It’s been featured on the BBC, in USA Today, at the Tribeca Film Festival in New York, in The Telegraph in Great Britain, on NPR, in Forbes magazine, and in countless local media outlets. But for Soulsville Charter School alumnus Kaivion Nisby, Memphis Inner City Rugby came as a surprise one day while “just playing around outside like kids do.”

Kaivion, who attended TSCS from 6th through 12th grades and graduated in 2018, says when he was in middle school, former teacher Brad Trotter “asked me if I wanted to throw a ball around. He threw it to me and I caught it but I didn’t know what it was. It wasn’t a football or a basketball and he told me it was a rugby ball and to throw it backwards to him. So I did and I just started running around in circles throwing it behind me and that’s when I started playing rugby.”

That catch was something that caught on at TSCS in 2012, when the school formed its first rugby team in conjunction with Memphis Inner City Rugby. And it caught on across the city, with hundreds of young men and women playing a sport that had been primarily played in the suburbs by more affluent students.

And, as Memphis Inner City Rugby co-founder Shane Young will tell you, the magic of ruby is not so much about the sport itself but about the young boys and girls who are playing (TSCS was the first school in Memphis to offer rugby for girls) and the coaches and educators and everyone involved that have collectively made the game a game changer by using it as a tool to build character and create families.

Kaivion – who, while at TSCS, had coaches Brian Coldbridge, Sanam Cotton, and Trotter – says about his coaches, “They were honestly amazing because in all my years in sports I had never had coaches who cared about me not only as athlete but also as a student and as an individual. I could tell that they cared about every aspect of my being from my health to my mental and physical condition. They always made sure I was okay in all my classes and I very much appreciated that.”
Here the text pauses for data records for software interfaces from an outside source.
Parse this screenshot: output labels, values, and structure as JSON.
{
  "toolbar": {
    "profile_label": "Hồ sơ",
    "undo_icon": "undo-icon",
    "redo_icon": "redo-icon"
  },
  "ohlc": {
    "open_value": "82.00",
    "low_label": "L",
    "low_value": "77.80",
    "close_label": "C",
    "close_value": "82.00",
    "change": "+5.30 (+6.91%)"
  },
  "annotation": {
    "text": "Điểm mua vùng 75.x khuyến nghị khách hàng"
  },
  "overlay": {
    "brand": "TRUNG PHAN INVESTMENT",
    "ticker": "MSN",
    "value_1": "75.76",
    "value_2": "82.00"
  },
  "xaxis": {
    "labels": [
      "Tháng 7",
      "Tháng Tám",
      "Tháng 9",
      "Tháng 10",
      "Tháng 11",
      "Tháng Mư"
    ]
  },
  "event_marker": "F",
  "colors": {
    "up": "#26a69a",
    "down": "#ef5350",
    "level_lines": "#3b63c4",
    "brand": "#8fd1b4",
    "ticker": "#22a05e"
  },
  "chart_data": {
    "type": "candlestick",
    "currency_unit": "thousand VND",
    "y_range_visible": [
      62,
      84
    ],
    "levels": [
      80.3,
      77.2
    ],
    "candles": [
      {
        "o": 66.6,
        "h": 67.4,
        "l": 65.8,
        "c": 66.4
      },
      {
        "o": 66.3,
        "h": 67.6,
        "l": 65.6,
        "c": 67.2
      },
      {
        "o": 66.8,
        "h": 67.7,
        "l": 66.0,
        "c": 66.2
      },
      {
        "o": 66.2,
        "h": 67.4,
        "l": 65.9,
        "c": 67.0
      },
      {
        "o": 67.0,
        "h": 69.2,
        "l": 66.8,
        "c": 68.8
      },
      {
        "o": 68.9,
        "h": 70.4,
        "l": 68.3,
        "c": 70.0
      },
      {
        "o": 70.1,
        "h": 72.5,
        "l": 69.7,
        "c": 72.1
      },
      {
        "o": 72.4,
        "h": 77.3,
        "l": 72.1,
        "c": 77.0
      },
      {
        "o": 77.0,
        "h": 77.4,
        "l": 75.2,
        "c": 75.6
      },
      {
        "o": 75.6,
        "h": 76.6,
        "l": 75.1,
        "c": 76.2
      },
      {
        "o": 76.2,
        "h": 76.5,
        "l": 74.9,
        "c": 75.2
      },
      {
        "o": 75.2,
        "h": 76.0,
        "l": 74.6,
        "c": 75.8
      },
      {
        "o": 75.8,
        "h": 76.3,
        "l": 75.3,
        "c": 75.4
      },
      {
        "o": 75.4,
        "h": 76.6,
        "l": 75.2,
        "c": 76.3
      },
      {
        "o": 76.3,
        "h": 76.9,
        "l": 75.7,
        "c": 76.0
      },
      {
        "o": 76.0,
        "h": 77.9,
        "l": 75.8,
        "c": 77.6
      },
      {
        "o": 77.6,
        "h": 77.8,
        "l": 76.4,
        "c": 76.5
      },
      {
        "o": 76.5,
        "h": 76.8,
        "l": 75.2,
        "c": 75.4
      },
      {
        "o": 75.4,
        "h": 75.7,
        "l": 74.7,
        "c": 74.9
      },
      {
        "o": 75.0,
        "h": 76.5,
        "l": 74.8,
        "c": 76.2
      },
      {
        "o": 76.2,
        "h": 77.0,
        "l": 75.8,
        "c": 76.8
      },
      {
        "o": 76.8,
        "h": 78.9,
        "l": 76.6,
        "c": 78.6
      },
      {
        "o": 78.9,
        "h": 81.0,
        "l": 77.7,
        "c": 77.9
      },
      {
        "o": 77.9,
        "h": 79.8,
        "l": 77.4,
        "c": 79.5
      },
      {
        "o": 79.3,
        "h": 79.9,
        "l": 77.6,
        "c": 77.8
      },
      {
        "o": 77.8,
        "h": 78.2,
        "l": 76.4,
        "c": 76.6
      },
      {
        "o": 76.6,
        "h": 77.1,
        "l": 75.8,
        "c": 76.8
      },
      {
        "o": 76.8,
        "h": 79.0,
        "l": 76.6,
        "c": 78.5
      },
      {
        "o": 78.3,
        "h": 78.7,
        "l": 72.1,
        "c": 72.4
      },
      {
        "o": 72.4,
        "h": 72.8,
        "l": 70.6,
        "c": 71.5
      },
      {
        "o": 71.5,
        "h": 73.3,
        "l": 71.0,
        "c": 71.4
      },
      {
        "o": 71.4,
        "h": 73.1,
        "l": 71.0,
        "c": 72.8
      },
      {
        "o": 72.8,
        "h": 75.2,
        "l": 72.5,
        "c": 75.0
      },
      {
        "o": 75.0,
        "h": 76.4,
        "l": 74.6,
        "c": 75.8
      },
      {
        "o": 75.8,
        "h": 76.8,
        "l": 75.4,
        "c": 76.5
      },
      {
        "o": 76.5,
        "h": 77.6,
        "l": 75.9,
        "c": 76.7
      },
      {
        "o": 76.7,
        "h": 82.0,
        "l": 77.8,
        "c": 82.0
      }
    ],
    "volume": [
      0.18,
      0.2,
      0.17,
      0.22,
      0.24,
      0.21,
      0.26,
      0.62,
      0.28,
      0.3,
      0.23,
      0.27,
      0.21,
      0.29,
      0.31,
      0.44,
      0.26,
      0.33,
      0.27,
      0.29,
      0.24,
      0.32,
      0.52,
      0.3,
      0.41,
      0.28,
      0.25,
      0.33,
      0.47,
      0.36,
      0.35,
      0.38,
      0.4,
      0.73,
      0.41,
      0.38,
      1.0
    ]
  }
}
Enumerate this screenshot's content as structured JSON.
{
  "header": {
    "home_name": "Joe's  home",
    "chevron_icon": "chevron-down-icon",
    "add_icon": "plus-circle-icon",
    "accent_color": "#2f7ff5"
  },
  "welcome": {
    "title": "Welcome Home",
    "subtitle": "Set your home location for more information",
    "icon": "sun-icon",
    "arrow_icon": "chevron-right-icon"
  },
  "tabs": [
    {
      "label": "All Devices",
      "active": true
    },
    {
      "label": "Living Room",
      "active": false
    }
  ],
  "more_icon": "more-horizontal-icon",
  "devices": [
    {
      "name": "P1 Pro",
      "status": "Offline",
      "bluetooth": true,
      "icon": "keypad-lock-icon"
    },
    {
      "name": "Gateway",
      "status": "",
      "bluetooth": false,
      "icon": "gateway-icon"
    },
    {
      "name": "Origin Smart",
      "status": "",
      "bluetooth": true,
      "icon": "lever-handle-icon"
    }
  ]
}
According to Cotton, who, in addition to being the TSCS rugby coach is also a 6th grade ELA teacher, “Kaivion has always been the kindest person ever. He set the tone, which is hard in high school with your peers and even people older than him. Kaivion created what it means to be a part of Soulsville Rugby. Playing and acting with respect, by representing not the name on the back but the crest over his heart. Kaivion’s impact goes far beyond the field; the culture he helped create lives everyday with the current team. “

That sense of compassion between student and coach is also one that is shared between teammates and even at times the opposing teams.

“In rugby,” says Kaivion, “You have to learn how to tackle and not get hurt and how to fall and not get hurt so you’re always watching out for the other people playing on both teams. And when you get older in high school you have to watch out for the younger players who take on rugby and make sure they learn the same lessons. Mentoring and helping younger players when I was older in high school really helped build character for me because then I had them coming to me to ask questions and ask for advice instead of just asking the coaches. That really meant a lot to me.”

All of this, whether by design or not, says Kaivion, helps form bonds that might not exist without the rugby program. “When I played football we were just all on a team and nobody really cared who I was; we were just teammates. But with rugby it was more like a family. I had people telling me I should watch out for my health, watch what I ate, that I should work out more. And I did the same for them. And we would ask each other if we’d all done our homework so we just kept each other in tip top shape. I never stepped off a rugby field after a game or practice and thought my job was done. I had to check on my teammates and make sure everyone was okay. You get a real feel for people in rugby.”

After graduating from TSCS in 2018, Kaivion attended Clark Atlanta University but played for the Morehouse College rugby team his first year in college. He then decided to come home to attend the University of Memphis, where he studies health sciences with a concentration in sports physical therapy. And, yes, he is currently on the University of Memphis Tigers rugby team. He also serves as a Memphis Inner City Rugby alumni coach. The school where he was first assigned: The Soulsville Charter School.

“That was a big challenge for me,” Kaivion says,” because it was my first time actually coaching and I had to teach people things I had learned.  It made me get out of my comfort zone and definitely made me a better teacher.”